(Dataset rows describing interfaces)
========================================

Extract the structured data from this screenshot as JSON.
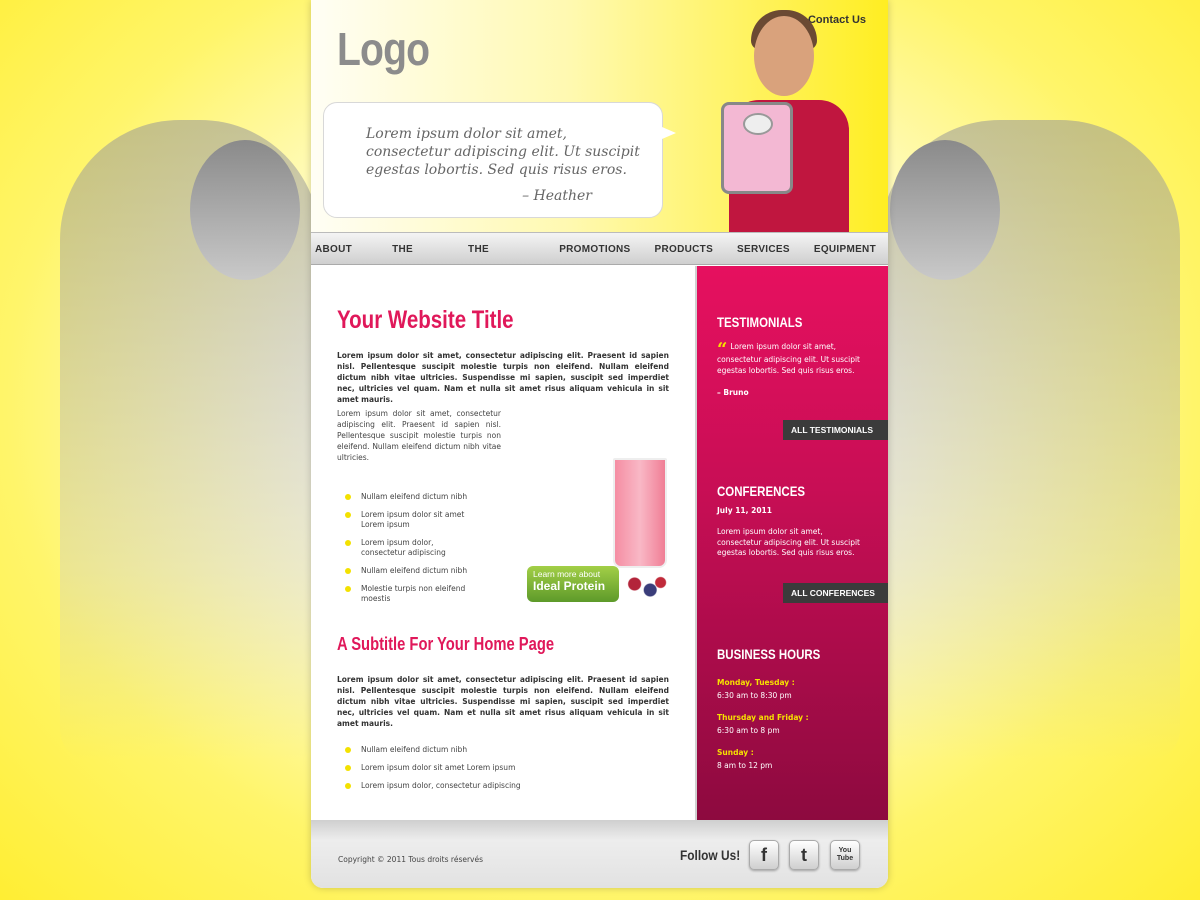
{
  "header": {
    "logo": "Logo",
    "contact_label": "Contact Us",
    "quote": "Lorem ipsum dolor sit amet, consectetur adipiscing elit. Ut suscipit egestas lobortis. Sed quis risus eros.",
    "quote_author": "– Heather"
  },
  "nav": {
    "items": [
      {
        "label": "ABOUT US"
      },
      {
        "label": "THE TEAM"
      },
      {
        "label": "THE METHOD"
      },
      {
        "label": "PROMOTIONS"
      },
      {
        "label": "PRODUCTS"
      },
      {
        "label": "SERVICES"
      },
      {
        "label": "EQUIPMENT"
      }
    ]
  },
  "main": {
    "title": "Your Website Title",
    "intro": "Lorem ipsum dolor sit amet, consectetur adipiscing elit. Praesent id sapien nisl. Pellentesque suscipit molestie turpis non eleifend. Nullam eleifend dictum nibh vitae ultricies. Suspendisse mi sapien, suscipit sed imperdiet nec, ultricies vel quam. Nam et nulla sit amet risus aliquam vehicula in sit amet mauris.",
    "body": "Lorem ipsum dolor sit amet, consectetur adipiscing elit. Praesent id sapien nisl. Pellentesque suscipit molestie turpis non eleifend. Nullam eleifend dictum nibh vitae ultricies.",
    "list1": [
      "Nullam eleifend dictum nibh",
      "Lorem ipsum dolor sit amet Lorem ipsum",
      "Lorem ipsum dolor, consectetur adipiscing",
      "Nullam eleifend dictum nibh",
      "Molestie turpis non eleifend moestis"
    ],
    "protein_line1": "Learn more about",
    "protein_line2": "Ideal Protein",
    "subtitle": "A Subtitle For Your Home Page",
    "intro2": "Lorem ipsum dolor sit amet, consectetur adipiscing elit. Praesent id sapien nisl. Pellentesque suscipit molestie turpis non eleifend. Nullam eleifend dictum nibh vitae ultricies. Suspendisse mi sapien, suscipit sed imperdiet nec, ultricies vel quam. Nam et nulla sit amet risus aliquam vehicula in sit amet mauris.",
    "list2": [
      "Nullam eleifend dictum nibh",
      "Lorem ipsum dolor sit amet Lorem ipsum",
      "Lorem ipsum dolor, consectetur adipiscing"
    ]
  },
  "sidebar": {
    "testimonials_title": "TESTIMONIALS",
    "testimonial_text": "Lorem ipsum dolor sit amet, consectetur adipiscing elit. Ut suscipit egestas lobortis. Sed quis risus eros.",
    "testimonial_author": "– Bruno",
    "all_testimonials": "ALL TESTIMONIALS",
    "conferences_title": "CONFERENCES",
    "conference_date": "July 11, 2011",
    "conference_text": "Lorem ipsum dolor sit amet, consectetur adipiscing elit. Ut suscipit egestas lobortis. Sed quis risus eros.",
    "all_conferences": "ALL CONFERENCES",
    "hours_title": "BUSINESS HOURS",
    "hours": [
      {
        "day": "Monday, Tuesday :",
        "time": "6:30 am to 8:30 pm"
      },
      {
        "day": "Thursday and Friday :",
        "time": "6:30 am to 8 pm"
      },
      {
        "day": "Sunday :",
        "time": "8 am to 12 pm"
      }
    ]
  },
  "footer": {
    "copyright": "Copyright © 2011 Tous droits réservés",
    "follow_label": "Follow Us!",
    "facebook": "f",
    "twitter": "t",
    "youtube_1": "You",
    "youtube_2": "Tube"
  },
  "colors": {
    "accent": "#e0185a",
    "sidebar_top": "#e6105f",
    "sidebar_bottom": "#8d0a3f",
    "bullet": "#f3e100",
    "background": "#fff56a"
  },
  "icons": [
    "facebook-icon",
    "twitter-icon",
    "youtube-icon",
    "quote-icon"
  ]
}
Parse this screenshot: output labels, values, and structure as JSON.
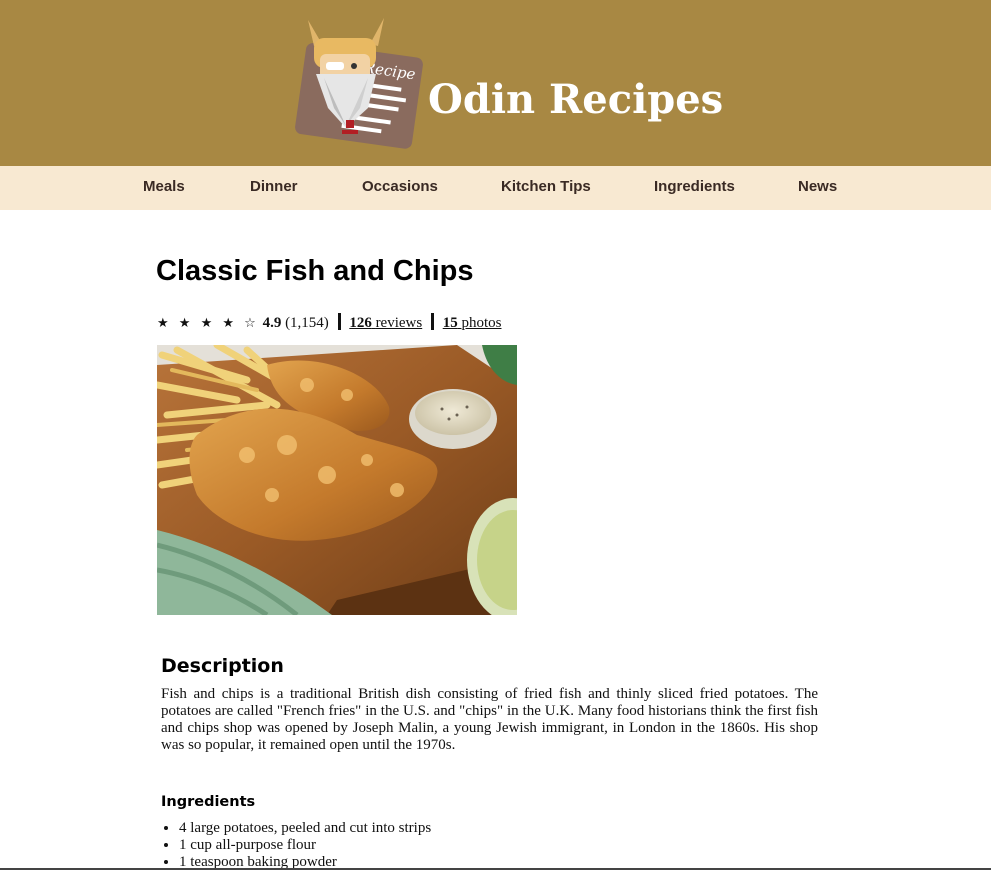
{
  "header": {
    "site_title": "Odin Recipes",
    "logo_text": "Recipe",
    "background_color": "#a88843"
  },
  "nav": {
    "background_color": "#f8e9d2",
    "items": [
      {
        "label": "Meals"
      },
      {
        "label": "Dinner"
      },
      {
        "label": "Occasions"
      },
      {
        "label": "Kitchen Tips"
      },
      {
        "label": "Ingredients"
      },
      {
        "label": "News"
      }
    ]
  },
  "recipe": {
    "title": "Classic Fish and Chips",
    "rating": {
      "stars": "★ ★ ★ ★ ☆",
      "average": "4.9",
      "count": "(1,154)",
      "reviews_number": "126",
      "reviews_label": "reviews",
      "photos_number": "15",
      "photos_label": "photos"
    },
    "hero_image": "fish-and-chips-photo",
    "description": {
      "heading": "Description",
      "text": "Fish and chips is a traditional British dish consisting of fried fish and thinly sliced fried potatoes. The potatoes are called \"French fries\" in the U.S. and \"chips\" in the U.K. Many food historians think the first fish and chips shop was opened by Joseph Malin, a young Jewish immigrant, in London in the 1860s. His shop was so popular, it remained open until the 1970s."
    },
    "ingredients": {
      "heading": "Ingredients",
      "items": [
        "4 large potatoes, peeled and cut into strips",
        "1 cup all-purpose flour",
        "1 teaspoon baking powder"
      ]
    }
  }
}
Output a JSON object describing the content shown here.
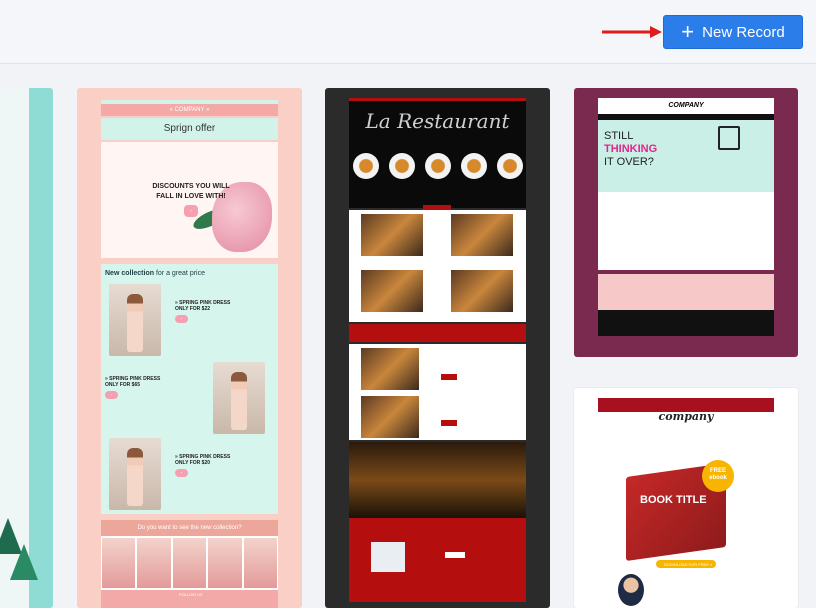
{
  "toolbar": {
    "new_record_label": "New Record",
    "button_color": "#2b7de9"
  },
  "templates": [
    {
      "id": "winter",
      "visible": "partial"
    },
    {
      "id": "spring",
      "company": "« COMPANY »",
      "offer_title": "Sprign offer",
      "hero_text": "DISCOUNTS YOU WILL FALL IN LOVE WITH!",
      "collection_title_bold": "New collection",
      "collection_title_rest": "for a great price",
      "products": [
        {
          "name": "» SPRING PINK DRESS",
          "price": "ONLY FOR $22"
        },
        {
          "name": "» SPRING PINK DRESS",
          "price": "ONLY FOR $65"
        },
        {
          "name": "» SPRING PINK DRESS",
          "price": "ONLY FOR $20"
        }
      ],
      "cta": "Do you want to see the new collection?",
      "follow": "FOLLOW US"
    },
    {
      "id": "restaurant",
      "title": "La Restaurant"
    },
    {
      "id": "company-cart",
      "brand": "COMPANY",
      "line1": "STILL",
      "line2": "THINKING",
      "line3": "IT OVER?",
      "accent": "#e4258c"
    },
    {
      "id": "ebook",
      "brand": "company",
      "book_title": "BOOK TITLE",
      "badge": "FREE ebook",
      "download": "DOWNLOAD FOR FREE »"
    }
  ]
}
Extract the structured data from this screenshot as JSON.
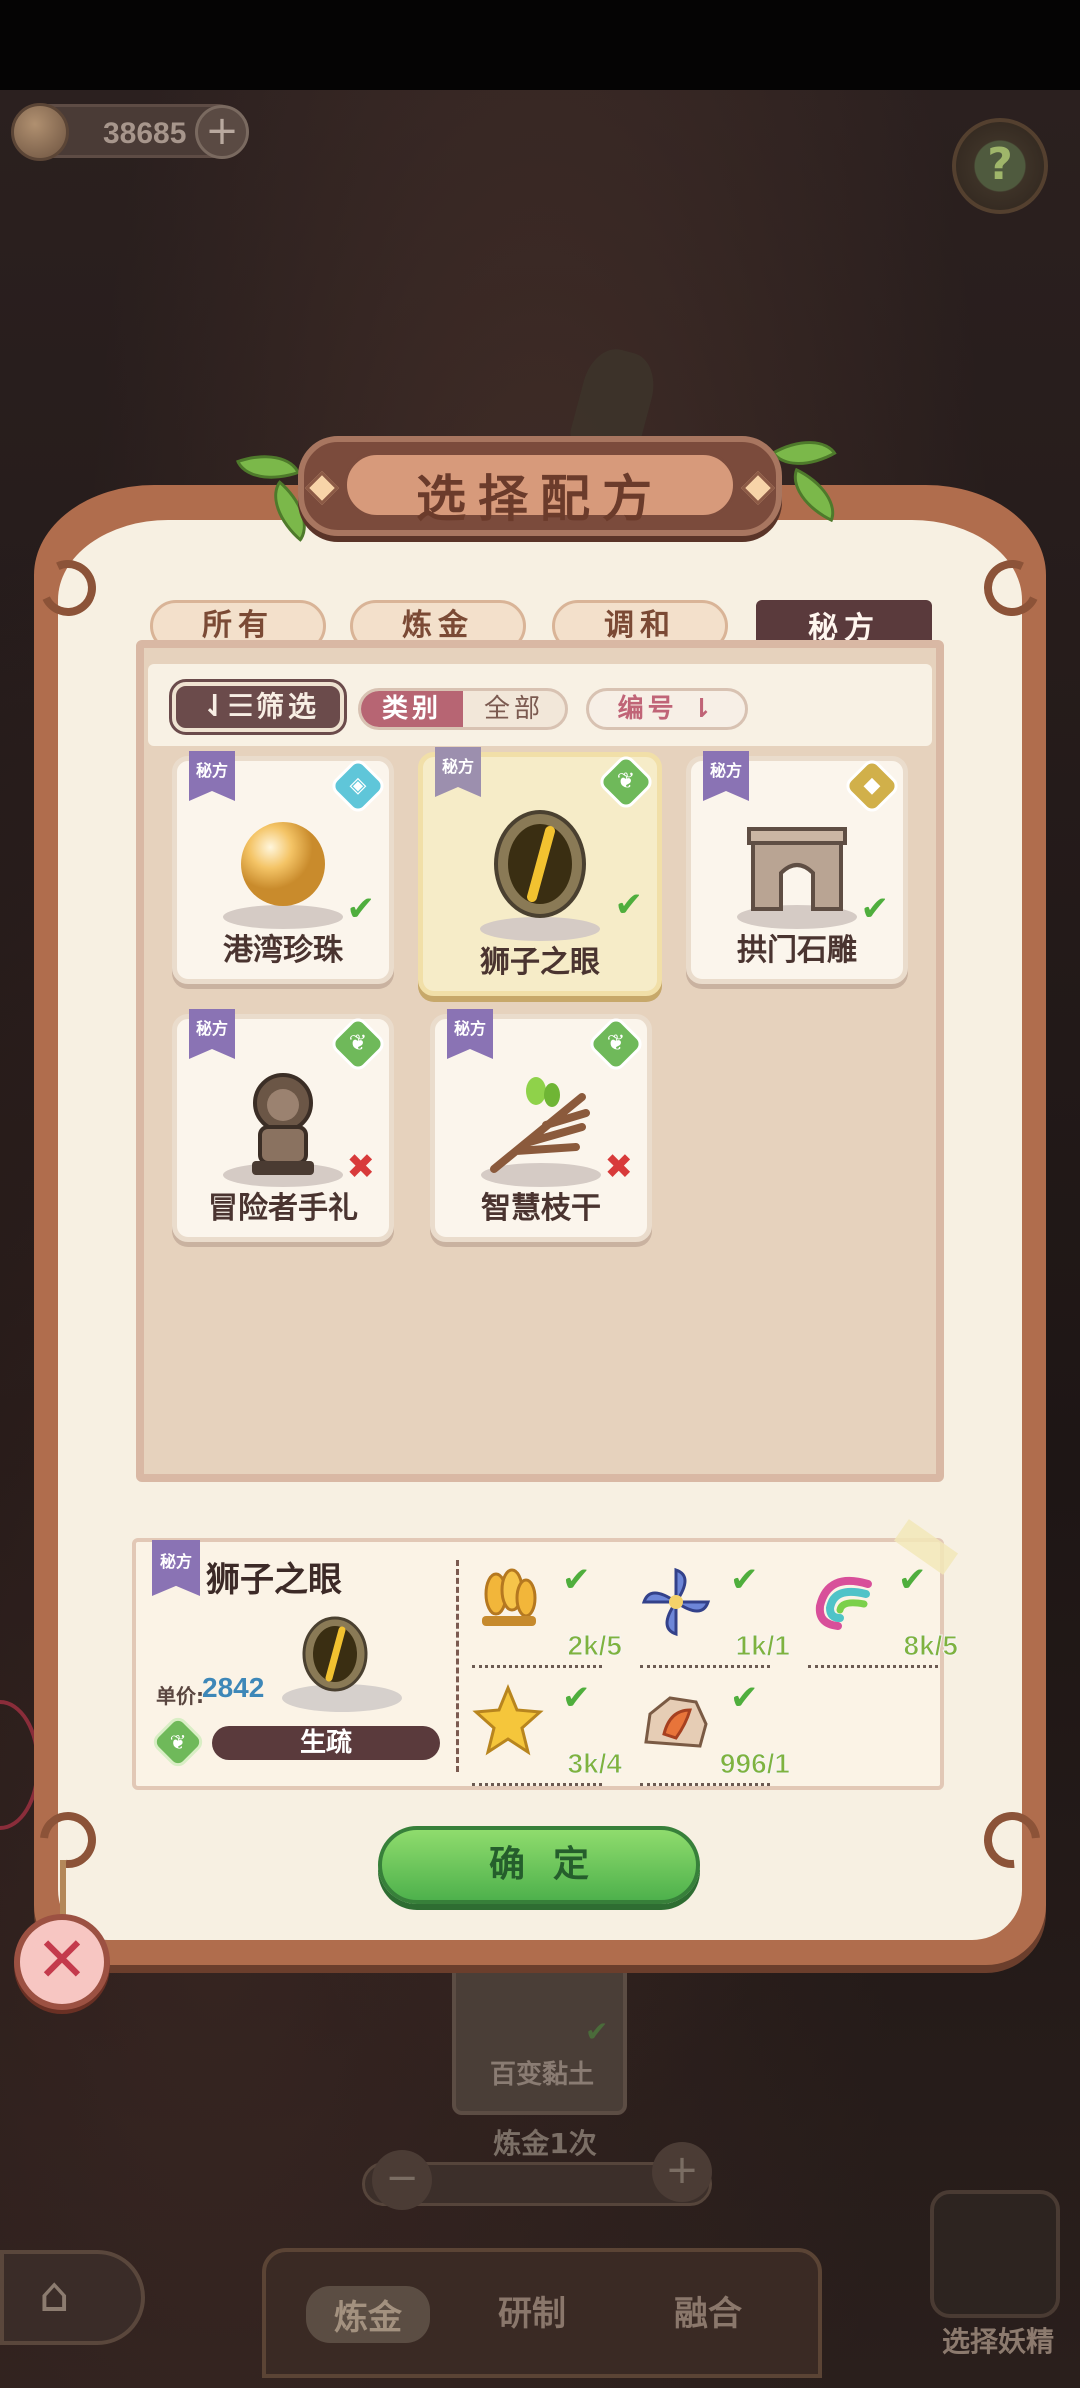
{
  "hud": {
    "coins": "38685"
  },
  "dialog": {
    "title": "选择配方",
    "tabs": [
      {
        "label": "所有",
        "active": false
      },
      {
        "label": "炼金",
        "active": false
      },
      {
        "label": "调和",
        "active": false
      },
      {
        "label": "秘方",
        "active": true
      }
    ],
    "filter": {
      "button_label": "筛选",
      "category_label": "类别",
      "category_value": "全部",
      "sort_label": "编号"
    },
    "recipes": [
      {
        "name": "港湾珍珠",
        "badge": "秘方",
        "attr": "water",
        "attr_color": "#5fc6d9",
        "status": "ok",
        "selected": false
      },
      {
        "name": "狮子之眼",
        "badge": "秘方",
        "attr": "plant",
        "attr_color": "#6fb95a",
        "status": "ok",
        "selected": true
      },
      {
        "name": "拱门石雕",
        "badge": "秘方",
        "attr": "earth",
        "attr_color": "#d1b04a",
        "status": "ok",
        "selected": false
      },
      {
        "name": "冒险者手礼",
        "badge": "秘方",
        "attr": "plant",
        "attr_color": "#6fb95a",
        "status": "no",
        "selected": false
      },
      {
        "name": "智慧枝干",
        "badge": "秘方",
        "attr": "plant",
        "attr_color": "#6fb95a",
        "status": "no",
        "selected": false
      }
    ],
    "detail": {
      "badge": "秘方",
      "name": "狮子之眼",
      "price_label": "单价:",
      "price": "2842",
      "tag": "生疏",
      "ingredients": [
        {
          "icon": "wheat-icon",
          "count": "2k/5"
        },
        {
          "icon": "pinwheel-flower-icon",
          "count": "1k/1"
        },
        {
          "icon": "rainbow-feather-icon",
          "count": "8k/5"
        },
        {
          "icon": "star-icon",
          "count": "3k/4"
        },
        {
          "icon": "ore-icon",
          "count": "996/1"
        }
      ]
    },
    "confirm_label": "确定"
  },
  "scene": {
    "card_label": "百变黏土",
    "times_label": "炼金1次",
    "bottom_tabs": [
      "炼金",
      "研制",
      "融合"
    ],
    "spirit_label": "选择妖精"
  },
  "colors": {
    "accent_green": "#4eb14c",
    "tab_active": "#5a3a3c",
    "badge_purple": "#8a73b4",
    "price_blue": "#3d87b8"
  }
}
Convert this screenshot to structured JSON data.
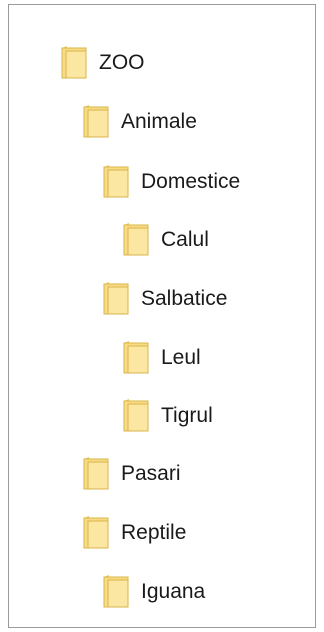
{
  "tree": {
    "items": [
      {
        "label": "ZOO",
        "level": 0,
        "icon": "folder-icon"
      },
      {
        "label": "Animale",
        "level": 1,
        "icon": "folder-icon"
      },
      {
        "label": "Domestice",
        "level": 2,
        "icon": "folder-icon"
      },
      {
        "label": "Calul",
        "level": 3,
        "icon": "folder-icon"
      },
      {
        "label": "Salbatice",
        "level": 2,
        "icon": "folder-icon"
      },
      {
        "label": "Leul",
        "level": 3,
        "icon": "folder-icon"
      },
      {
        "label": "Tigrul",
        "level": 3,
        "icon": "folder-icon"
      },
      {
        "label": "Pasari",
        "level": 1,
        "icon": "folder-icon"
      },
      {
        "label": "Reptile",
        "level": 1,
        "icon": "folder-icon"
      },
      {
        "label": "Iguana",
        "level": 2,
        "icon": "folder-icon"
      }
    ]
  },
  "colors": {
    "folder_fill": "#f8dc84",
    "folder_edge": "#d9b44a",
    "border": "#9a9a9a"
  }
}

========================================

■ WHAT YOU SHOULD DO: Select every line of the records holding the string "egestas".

■ WRITTEN RESPONSE:
    "quote": "Lorem ipsum dolor sit amet, consectetur adipiscing elit. Ut suscipit egestas lobortis. Sed quis risus eros.",
    "testimonial_text": "Lorem ipsum dolor sit amet, consectetur adipiscing elit. Ut suscipit egestas lobortis. Sed quis risus eros.",
    "conference_text": "Lorem ipsum dolor sit amet, consectetur adipiscing elit. Ut suscipit egestas lobortis. Sed quis risus eros.",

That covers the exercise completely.